Friday, 26 July 2013
The Serpent's Bite by Warren Adler - Mini Review
5 out of 5 stars
The Sting of the Natural World
What could be nicer than a family get together in the wilderness? Let’s get back to nature and relax. The idea of the benefits of a family get-together is a popular one, but isn’t the reality of the situation somewhat different? Families after all are the subject of a very number of interviews with psychologists. In this novel George Temple has this idea of getting together with his adult son and daughter, Courtney and Scott, by going on a trek through the wilderness of Yellowstone Park. Things have not been right with his family and George seems to want to heal the matters. Unfortunately matters are not quite as simple as this.
Warren Adler is a leading writer of thrill/chill fiction and this is his thirty-sixth novel. His most famous work is The War of the Roses, which was made into a movie starring Danny De Vito, Michael Douglas and Kathleen Turner. Unlike some horror books The Serpent's Bite is not a work of the fantastic, but it does have a slightly larger than life quality. But then how normal is ‘normal’ life?
True to the genre the plot of Bite has many twists and turns. Some changes of direction are well prepared for, others are hinted at and some are very unexpected. The style is calm, then explosive, then calm again in a cycle that runs throughout the book. There are two sex scenes which may shock very conservative readers. Adler manages admirably to maintain our attention by including many flash backs (prior to the trip), which add variety. He also uses the interesting technique of writing each chapter from a different character’s point of view. This sometimes adds considerable irony to the book as we see that some character’s perspective is not quite right. On the whole Adler presents a rather hard-boiled view of human nature and the style captures this well.
The characters in this novel are hardly likable, but Adler is not trying to be ‘nice’. We are indeed delighted by these people’s nastiness and foolishness. Even the good George Temple comes in for some criticism. Being powerfully motivated, these characters are relentless, carving a clear direction for themselves, but some evolve over time.
The book has a clear theme of addiction. First we meet alcohol addiction, but there are other compulsions waiting to be discovered later in the plot. Temptation and ‘sin’ also run as topics, though I do not mean to imply that this is a religious book. The Temple’s are Jews, but not practicing synagogue visitors.
From the psychological perspective Adler has written a fairly accurate novel. The information about addiction rings true to life. Adler delves into peoples’ blind spots: the lies they consciously and even unconsciously maintain. Close to this is the truth of secrets kept from others.

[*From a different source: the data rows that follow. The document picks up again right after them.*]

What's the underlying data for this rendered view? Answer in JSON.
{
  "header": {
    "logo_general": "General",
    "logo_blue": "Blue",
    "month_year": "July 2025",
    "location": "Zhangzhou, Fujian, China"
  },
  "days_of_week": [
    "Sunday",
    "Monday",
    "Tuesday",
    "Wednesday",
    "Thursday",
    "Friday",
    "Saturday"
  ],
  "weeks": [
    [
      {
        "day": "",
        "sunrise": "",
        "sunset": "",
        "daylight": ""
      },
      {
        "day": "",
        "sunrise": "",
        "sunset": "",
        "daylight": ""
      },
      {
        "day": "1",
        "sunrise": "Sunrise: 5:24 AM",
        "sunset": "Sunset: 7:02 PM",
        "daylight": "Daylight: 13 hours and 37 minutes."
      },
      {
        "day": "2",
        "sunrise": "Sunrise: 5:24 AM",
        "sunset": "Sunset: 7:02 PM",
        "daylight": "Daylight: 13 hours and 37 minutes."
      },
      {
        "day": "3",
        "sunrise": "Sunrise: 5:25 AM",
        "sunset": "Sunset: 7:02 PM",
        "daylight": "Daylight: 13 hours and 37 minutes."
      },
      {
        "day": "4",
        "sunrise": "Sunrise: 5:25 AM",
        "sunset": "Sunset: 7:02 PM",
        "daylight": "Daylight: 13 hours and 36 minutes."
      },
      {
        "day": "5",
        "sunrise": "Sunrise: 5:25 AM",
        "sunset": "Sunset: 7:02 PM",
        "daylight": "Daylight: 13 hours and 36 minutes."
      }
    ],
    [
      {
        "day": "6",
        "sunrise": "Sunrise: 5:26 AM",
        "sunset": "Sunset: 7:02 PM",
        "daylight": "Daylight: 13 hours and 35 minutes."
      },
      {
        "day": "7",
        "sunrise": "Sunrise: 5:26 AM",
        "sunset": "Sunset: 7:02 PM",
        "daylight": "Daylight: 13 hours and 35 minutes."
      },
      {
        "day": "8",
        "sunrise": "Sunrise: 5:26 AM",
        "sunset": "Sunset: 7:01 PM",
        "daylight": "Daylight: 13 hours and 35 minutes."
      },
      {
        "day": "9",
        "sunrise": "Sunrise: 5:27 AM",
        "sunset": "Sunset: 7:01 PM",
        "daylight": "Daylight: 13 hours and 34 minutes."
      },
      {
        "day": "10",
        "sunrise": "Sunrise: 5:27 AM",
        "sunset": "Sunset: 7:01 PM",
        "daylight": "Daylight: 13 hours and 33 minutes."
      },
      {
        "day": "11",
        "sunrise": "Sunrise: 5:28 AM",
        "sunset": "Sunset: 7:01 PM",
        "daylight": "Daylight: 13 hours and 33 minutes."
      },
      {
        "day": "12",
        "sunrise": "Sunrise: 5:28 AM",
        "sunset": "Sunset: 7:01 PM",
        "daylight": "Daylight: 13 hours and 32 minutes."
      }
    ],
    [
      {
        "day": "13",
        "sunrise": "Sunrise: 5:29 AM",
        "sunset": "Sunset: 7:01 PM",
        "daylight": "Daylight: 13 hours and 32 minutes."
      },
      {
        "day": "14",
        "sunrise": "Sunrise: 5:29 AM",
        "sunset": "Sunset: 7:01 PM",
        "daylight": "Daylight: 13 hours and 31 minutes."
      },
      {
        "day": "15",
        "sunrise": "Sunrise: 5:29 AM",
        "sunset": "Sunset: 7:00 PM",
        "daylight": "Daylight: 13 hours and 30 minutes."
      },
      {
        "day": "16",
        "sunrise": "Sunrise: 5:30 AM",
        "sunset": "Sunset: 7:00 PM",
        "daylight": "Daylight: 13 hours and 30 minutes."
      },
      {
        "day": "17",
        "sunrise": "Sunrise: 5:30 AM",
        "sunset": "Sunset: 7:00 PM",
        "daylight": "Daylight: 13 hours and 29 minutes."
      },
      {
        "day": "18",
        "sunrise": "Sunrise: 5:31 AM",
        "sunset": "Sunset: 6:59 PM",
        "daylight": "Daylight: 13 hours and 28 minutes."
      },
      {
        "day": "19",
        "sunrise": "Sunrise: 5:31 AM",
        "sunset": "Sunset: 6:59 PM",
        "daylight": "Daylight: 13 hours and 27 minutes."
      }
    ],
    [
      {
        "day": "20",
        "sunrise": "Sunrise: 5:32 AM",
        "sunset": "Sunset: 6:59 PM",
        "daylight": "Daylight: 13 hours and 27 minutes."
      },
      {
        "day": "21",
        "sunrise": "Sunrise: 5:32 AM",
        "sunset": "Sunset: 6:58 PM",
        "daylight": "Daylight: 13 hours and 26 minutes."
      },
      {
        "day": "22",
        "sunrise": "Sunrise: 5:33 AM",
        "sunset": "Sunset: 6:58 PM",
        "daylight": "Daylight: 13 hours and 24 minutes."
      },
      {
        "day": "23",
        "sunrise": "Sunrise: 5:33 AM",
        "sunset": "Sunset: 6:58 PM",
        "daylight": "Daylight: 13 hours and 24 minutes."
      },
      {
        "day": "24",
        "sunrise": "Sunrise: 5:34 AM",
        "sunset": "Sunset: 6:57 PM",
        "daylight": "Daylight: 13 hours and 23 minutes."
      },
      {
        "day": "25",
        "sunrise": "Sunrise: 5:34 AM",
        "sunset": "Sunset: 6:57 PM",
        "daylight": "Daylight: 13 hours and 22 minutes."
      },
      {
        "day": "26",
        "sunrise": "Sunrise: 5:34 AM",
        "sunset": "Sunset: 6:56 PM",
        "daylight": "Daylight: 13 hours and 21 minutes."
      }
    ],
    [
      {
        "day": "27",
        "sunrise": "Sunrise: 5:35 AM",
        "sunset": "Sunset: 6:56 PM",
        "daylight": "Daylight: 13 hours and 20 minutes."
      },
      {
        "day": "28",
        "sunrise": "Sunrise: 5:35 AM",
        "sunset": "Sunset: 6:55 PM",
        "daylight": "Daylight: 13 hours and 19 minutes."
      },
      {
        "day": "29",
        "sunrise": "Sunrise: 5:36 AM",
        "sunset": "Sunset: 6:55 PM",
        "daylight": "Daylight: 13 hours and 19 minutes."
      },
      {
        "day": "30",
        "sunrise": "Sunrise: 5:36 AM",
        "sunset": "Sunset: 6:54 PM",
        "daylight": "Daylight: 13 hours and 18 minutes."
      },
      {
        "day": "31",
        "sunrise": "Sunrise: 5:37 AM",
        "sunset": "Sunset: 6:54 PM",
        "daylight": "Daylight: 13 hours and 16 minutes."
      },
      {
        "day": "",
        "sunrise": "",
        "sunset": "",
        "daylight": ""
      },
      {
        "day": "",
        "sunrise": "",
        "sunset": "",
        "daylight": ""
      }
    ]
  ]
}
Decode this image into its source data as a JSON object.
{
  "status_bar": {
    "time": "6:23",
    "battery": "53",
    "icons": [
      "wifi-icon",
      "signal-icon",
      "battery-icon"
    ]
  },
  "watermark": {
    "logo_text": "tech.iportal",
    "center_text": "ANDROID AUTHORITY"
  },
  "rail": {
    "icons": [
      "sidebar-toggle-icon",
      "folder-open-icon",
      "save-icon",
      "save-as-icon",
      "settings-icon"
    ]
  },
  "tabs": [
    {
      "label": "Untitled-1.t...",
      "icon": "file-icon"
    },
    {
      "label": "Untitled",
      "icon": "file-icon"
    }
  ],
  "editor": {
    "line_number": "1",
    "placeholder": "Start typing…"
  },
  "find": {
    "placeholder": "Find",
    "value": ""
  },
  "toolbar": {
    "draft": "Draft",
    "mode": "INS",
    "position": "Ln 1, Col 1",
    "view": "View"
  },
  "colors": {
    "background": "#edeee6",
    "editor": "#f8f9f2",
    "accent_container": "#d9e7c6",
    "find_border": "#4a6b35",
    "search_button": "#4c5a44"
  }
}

Women may at first be a bit offended by this tale. Courtney is certainly a powerful, determined woman, however she falls into the category of the classic ‘prime hussy’, a rather stereotyped role. Mrs Temple, only alluded to in the text, also seems the stereotyped ‘loving mother’. Adler is, however, talking about the very notion of stereotyping which very really occurs in our lives as we are subject to social values from family, books, TV and films. The very idea of feminism is based on this notion. Adler certainly encourages us to question this stereotyping. To add balance the male characters are equally driven pigs.
In the larger perspective of the society Adler playfully upholds vales and questions them at the same time. His characters are bad people but their rebel views sometimes make sense and carry weight. The philosopher Michel Foucault pointed out that a great deal of society is a power system which manipulates us and in this novel much of what manipulates us is delved into and questioned. I do not mean that this is a heavy philosophy text of the likes of Jean-Paul Sartre. The average reader will most certainly enjoy this book.
Nature features prominently in the book and Adler plays with it as he plays with the notion of society. George Temple’s idea is to get his children away from things in order to work their life together out, but can we ever get away from life and is life really what we think. The ambivalence of nature provides an interesting, symbolic backdrop to the book as a whole.
Adler has written an exciting, very readable book which also has deeper meaning if you look twice. Be prepared to be shocked. I have mentioned feminism, philosophy and symbolism but don’t reject this book because you think it is too intellectual for you. At its heart this is overwhelmingly horror, pure and simple.